Materials provided
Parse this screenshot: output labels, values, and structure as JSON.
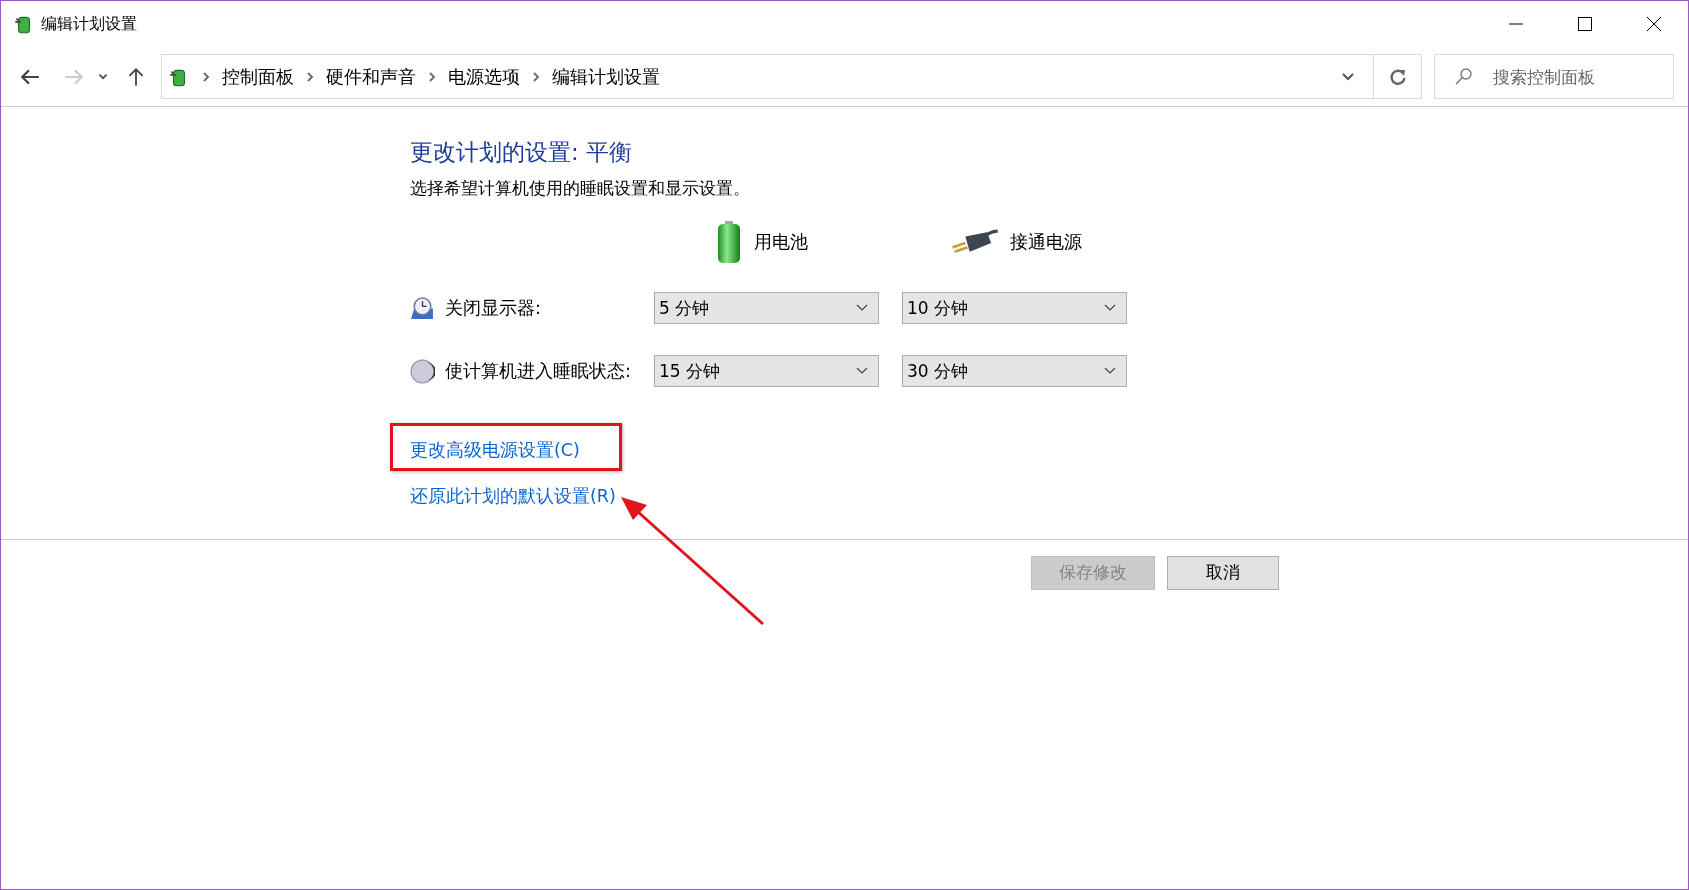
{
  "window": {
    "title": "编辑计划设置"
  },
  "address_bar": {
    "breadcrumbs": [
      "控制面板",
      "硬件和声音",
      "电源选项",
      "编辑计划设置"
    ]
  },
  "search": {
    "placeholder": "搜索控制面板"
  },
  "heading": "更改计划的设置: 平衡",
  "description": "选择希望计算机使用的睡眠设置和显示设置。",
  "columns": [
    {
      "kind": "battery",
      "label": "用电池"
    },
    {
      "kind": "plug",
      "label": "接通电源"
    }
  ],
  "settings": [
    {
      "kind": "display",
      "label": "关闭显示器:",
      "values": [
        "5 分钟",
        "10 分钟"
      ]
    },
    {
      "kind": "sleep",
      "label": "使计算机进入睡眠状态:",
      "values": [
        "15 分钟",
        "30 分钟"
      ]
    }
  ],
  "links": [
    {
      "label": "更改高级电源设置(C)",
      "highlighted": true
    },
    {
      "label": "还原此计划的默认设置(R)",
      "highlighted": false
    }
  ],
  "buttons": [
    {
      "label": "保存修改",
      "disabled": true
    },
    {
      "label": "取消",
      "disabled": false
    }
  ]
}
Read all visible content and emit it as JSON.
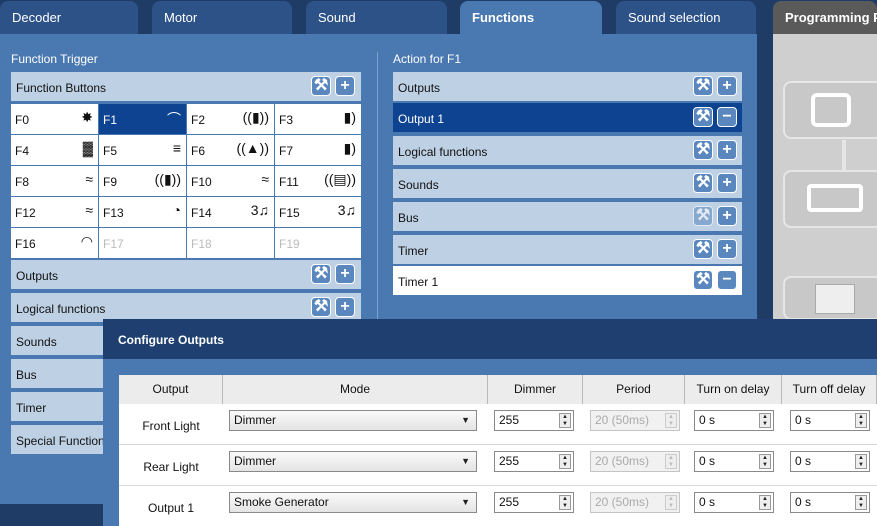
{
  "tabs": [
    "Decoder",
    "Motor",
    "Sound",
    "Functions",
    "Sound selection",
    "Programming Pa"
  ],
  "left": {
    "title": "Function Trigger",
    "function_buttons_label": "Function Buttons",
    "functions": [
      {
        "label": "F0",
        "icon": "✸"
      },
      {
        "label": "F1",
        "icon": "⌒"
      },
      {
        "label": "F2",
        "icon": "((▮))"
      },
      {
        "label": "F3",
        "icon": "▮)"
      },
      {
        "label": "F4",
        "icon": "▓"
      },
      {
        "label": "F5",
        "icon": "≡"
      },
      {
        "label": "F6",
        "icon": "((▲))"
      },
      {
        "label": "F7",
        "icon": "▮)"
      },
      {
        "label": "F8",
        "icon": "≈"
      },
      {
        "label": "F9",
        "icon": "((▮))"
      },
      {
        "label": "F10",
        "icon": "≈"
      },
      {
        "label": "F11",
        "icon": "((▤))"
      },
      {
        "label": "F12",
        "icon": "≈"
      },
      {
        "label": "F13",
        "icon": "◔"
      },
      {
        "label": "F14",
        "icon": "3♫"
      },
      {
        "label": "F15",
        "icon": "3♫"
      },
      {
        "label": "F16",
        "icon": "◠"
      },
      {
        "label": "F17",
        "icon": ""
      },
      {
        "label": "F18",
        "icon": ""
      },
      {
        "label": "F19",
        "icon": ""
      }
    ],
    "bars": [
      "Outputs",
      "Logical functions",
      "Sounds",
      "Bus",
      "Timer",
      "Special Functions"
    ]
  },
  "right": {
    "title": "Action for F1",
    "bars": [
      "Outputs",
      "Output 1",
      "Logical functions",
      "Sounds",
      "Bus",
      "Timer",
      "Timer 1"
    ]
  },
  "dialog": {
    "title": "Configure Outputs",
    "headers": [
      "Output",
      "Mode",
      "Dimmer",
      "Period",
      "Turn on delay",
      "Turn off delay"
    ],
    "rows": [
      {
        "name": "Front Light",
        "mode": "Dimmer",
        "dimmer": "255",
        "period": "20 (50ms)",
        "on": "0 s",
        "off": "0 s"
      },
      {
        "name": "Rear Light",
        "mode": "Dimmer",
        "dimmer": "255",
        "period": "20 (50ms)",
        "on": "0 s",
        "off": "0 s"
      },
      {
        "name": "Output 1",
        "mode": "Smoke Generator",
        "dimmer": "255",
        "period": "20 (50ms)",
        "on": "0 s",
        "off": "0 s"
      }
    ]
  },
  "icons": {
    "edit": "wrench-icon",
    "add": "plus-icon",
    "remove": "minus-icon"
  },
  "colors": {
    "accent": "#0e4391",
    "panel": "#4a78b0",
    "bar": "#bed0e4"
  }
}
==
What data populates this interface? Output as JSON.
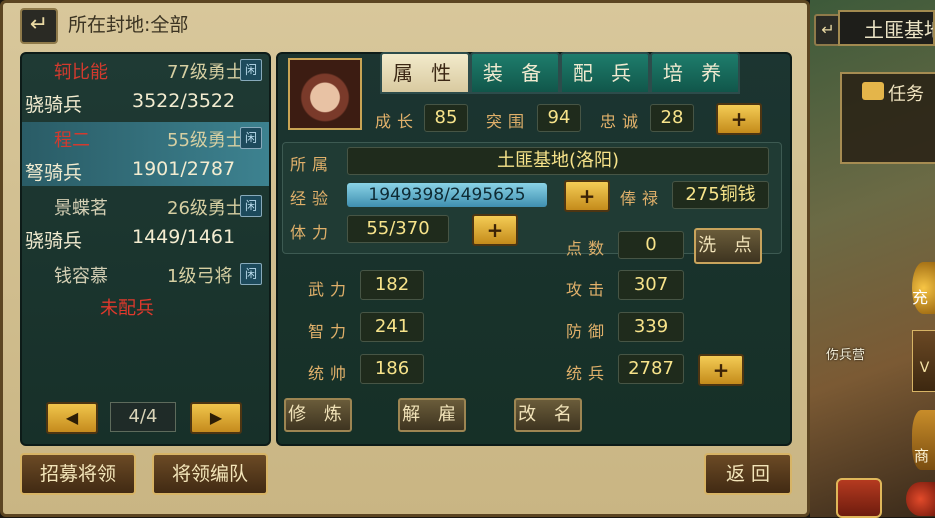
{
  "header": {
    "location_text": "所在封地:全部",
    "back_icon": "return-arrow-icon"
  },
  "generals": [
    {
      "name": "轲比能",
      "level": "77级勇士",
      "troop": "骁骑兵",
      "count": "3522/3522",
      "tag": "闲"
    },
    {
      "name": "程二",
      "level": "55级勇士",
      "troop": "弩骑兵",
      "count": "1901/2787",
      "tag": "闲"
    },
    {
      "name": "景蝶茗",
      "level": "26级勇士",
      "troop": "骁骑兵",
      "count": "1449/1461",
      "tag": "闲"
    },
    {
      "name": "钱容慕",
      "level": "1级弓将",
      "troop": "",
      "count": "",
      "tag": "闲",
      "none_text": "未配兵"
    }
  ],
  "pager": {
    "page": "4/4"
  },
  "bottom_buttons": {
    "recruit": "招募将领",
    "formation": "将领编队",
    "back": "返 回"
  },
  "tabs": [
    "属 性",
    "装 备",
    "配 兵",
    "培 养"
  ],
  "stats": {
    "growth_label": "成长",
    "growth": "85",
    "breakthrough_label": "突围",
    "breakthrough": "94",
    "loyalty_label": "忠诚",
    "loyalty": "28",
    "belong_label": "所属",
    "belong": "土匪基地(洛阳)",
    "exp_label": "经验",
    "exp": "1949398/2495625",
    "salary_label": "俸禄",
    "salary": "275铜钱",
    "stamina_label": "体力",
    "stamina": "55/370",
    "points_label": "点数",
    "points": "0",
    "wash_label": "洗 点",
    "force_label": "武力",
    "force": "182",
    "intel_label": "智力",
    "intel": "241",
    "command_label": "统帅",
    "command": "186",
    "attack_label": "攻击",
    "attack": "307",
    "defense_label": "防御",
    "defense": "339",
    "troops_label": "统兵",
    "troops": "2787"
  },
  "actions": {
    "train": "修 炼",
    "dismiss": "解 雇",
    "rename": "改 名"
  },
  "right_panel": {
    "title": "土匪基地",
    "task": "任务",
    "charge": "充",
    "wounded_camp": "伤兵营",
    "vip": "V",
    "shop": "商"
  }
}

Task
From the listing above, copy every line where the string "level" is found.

Response below
      "level": "77级勇士",
      "level": "55级勇士",
      "level": "26级勇士",
      "level": "1级弓将",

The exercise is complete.